After a year at the helm of one of the biggest internet companies in the world, Google CEO Larry Page has penned an open letter recapping the year gone by, outlining his goals for Google’s future and detailing numerous figures.
Google, like many other technology companies, is typically coy about releasing figures but Larry Page has provided a nice snapshot of the company to date.
He revealed that 350 million people now use web-based email app GMail and that its web browser Chrome is “growing fast” with over 200 million users to date.
“In 2006, when Google acquired YouTube, we faced a lot of skepticism,” said Page. “Today, YouTube has over 800 million monthly users uploading over an hour of video per second.”
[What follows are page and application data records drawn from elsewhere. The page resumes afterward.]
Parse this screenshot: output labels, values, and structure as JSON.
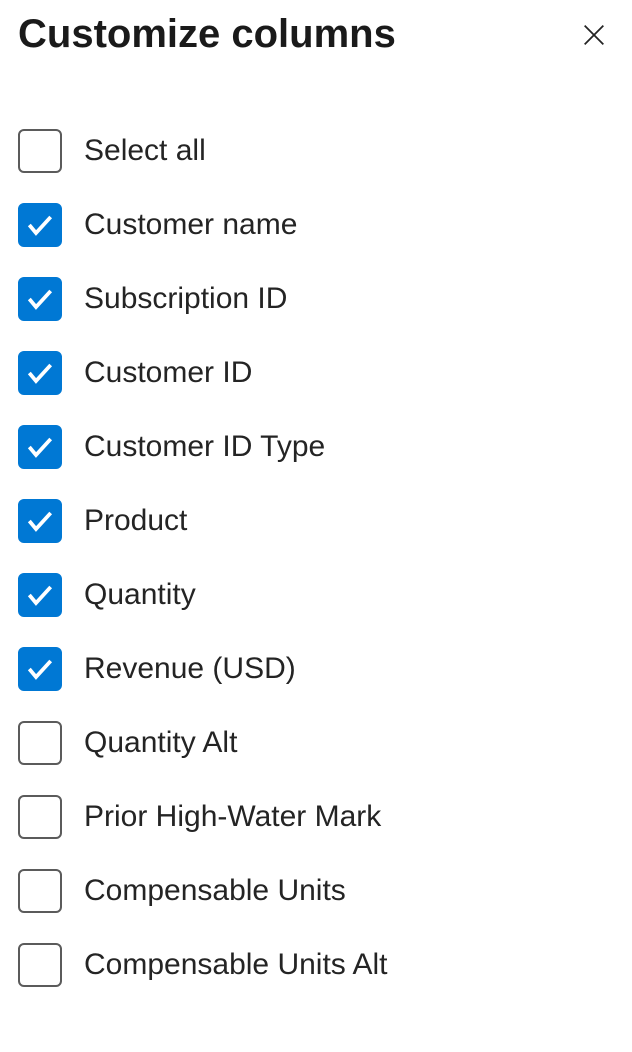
{
  "header": {
    "title": "Customize columns"
  },
  "options": [
    {
      "label": "Select all",
      "checked": false
    },
    {
      "label": "Customer name",
      "checked": true
    },
    {
      "label": "Subscription ID",
      "checked": true
    },
    {
      "label": "Customer ID",
      "checked": true
    },
    {
      "label": "Customer ID Type",
      "checked": true
    },
    {
      "label": "Product",
      "checked": true
    },
    {
      "label": "Quantity",
      "checked": true
    },
    {
      "label": "Revenue (USD)",
      "checked": true
    },
    {
      "label": "Quantity Alt",
      "checked": false
    },
    {
      "label": "Prior High-Water Mark",
      "checked": false
    },
    {
      "label": "Compensable Units",
      "checked": false
    },
    {
      "label": "Compensable Units Alt",
      "checked": false
    }
  ]
}
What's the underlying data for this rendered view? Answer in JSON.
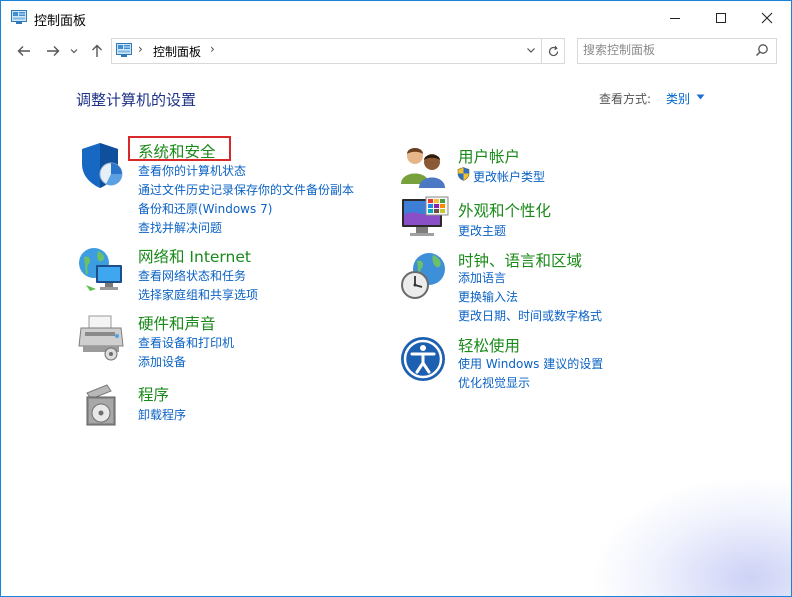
{
  "window": {
    "title": "控制面板"
  },
  "address": {
    "path": "控制面板",
    "separator": "›"
  },
  "search": {
    "placeholder": "搜索控制面板"
  },
  "main": {
    "heading": "调整计算机的设置",
    "view_by_label": "查看方式:",
    "view_by_value": "类别"
  },
  "categories": [
    {
      "title": "系统和安全",
      "icon": "system-security-shield-icon",
      "links": [
        "查看你的计算机状态",
        "通过文件历史记录保存你的文件备份副本",
        "备份和还原(Windows 7)",
        "查找并解决问题"
      ]
    },
    {
      "title": "网络和 Internet",
      "icon": "network-globe-icon",
      "links": [
        "查看网络状态和任务",
        "选择家庭组和共享选项"
      ]
    },
    {
      "title": "硬件和声音",
      "icon": "printer-hardware-icon",
      "links": [
        "查看设备和打印机",
        "添加设备"
      ]
    },
    {
      "title": "程序",
      "icon": "programs-disc-icon",
      "links": [
        "卸载程序"
      ]
    },
    {
      "title": "用户帐户",
      "icon": "user-accounts-icon",
      "links": [
        "更改帐户类型"
      ]
    },
    {
      "title": "外观和个性化",
      "icon": "monitor-personalization-icon",
      "links": [
        "更改主题"
      ]
    },
    {
      "title": "时钟、语言和区域",
      "icon": "clock-globe-icon",
      "links": [
        "添加语言",
        "更换输入法",
        "更改日期、时间或数字格式"
      ]
    },
    {
      "title": "轻松使用",
      "icon": "ease-of-access-icon",
      "links": [
        "使用 Windows 建议的设置",
        "优化视觉显示"
      ]
    }
  ],
  "colors": {
    "heading": "#1e3287",
    "category_title": "#1a8a1a",
    "link": "#0b62c4",
    "highlight_box": "#d8282a",
    "window_border": "#1883d7"
  }
}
He emphasized Android’s growth saying that “mobile innovation has never been greater” and added that “850,000 devices are activated daily through a network of 55 manufacturers and more than 300 carriers.”
Page hinted that Google+ and personalized search profiles would play a big role in next-generation search. “Imagine how much better search would be if we added… you,” speculated Page. “Today, most search results are generic, so two strangers sitting next to each other in a café will get very similar answers. Yet everyone’s life experiences are unique.”
He continued, “Google+ helps solve this problem for us because it enables Google to understand people and their connections,” adding that “ this kind of next-generation search in which Google understands real-world entities—things, not strings—will help improve our results in exciting new ways. It’s about building genuine knowledge into our search engine.”
Speaking of Google+, the social network has amassed well over 100 million users since launching in 2011. Comparatively, Twitter revealed it has 140 million active users in April while Facebook said it reached 845 million monthly active users in December 2011.
Looking ahead to the future, Page said he wants “Google to be a company that is deserving of great love.” He said the company keeps working on seemingly impossible projects like driverless cars and wearable augmented reality glasses because “it’s easier to make progress on mega-ambitious goals than on less risky projects.”